Iraq war veteran and former congressman Allen West spoke out Wednesday against an amendment that would create a new independent system of military prosecutors to handle the prosecution of many serious crimes. "I think think this is reprehensible. I think it's a slap in the face to those who have served in the military, those who are currently serving," West told THE WEEKLY STANDARD.
"You're really talking about stripping the command authority of men and women that we have put on the front lines and entrusted to support and defend this great constitution and this great country," West said. "You are basically saying that we don't think you're capable of doing it. And I think to bring in some type of external...legal entity--that breaks down the good order and discipline of the United States military."

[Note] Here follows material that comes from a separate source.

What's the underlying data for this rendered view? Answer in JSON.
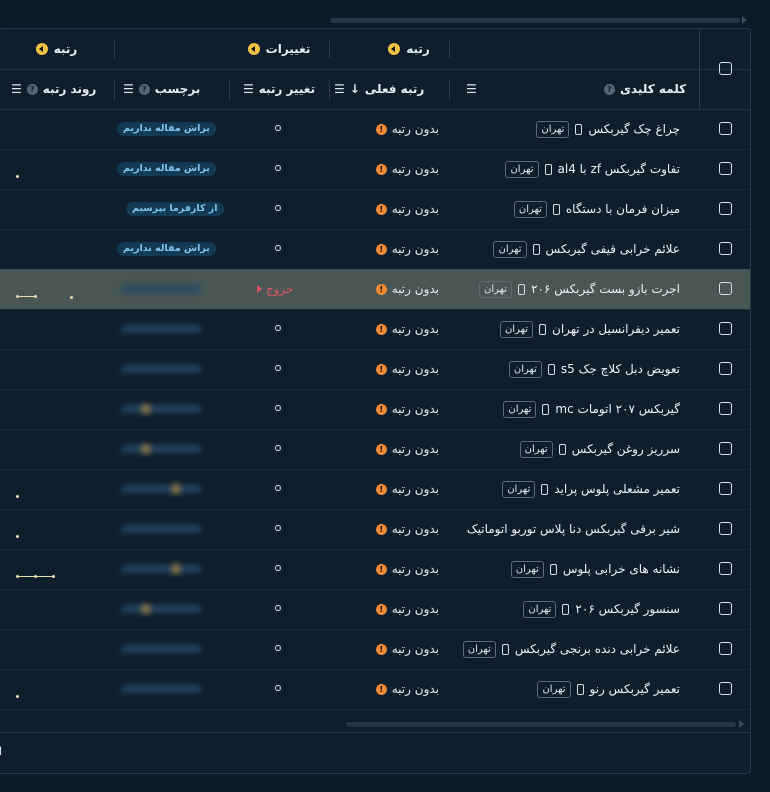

The amendment, sponsored by Senator Kirsten Gillibrand of New York, was voted down in committee earlier this year, but it gained momentum this week as conservative senators Ted Cruz of Texas and Rand Paul of Kentucky spoke out in favor of it and signed on as cosponsors. West, a Tea Party favorite and member of the House Armed Services Committee during his one term in Congress, said he hopes other conservatives don't follow their lead.
Gillibrand, Cruz, and Paul say that the military justice system discourages servicemembers from reporting sexual assaults committed by senior officers. According to one study cited by advocates of the amendment, one in four servicemembers who experienced "unwanted sexual contact indicated the offender was someone in their military chain of command."
"Our goal would be to remove all decision-making out of the chain of command about whether to prosecute a case and whether to bring a case to the chain of command," Gillibrand said in an interview earlier this year.
What about potential conflicts of interests? "You have inspectors general, you have equal opportunity officers that that can be reported to," West said. "We don't need a bunch of senators trying to grandstand and get some political media points by going after an issue that can be resolved within the military."
It's possible but unlikely that Cruz and Paul can swing enough Republican support to overcome bipartisan opposition and win a floor vote. The amendment failed in committee on a 17-9 vote earlier this year. Democratic opponents included Claire McCaskill of Missouri and Carl Levin of Michigan, the committee chairman. “There’s an honest disagreement over which version is going to protect sexual assault victims better,” McCaskill told Politico. “I would never do anything that I didn’t think was going to result in more and better prosecutions.”
The measure has divided Democrats and Republicans, but military leaders have maintained united opposition. “Conveyance of a message that commanders cannot be trusted will only serve to undermine good order and discipline,” Gen. Martin Dempsey, chairman of the Joint Chiefs of Staff, wrote to the Senate Armed Services Committee earlier this year.